(Data about app and page elements)
========================================================================

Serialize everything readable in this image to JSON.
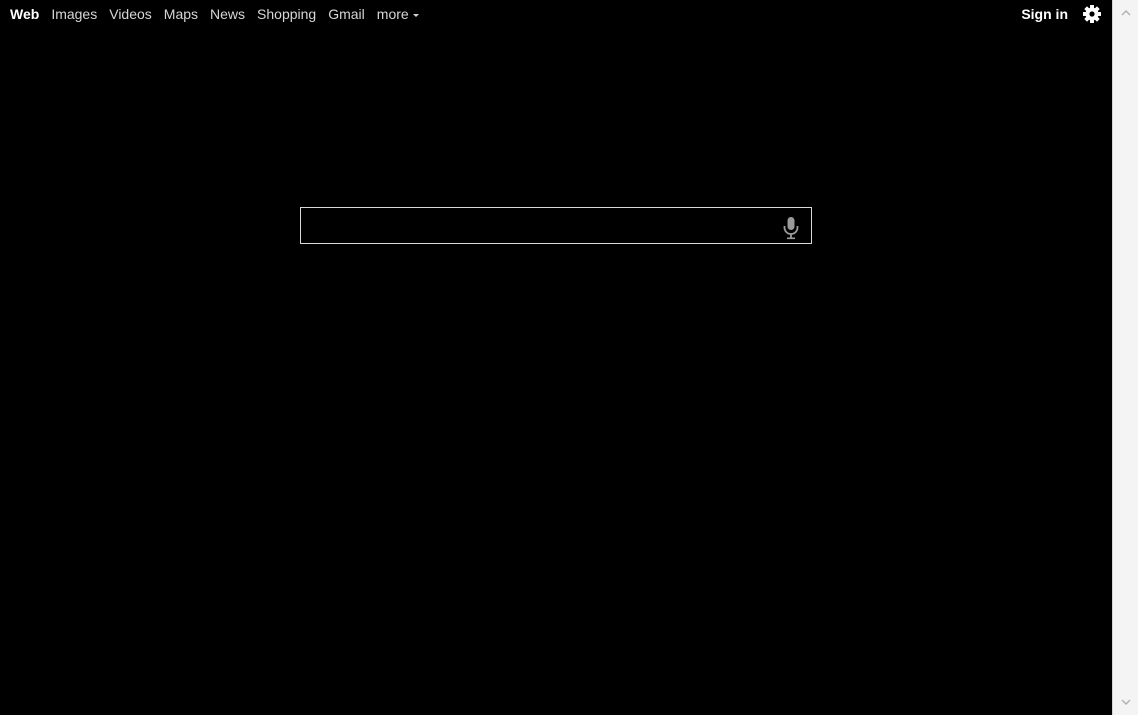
{
  "nav": {
    "items": [
      {
        "label": "Web",
        "active": true
      },
      {
        "label": "Images",
        "active": false
      },
      {
        "label": "Videos",
        "active": false
      },
      {
        "label": "Maps",
        "active": false
      },
      {
        "label": "News",
        "active": false
      },
      {
        "label": "Shopping",
        "active": false
      },
      {
        "label": "Gmail",
        "active": false
      }
    ],
    "more_label": "more"
  },
  "header": {
    "signin_label": "Sign in",
    "settings_icon": "gear-icon"
  },
  "search": {
    "value": "",
    "placeholder": "",
    "mic_icon": "microphone-icon"
  },
  "colors": {
    "background": "#000000",
    "nav_text": "#d6d6d6",
    "active_text": "#ffffff",
    "search_border": "#d9d9d9",
    "scrollbar_bg": "#f4f4f4"
  }
}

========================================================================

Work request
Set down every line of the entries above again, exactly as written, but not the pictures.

Task response
Serialize everything readable in this image to JSON.
{
  "nav": {
    "items": [
      {
        "label": "Web",
        "active": true
      },
      {
        "label": "Images",
        "active": false
      },
      {
        "label": "Videos",
        "active": false
      },
      {
        "label": "Maps",
        "active": false
      },
      {
        "label": "News",
        "active": false
      },
      {
        "label": "Shopping",
        "active": false
      },
      {
        "label": "Gmail",
        "active": false
      }
    ],
    "more_label": "more"
  },
  "header": {
    "signin_label": "Sign in",
    "settings_icon": "gear-icon"
  },
  "search": {
    "value": "",
    "placeholder": "",
    "mic_icon": "microphone-icon"
  },
  "colors": {
    "background": "#000000",
    "nav_text": "#d6d6d6",
    "active_text": "#ffffff",
    "search_border": "#d9d9d9",
    "scrollbar_bg": "#f4f4f4"
  }
}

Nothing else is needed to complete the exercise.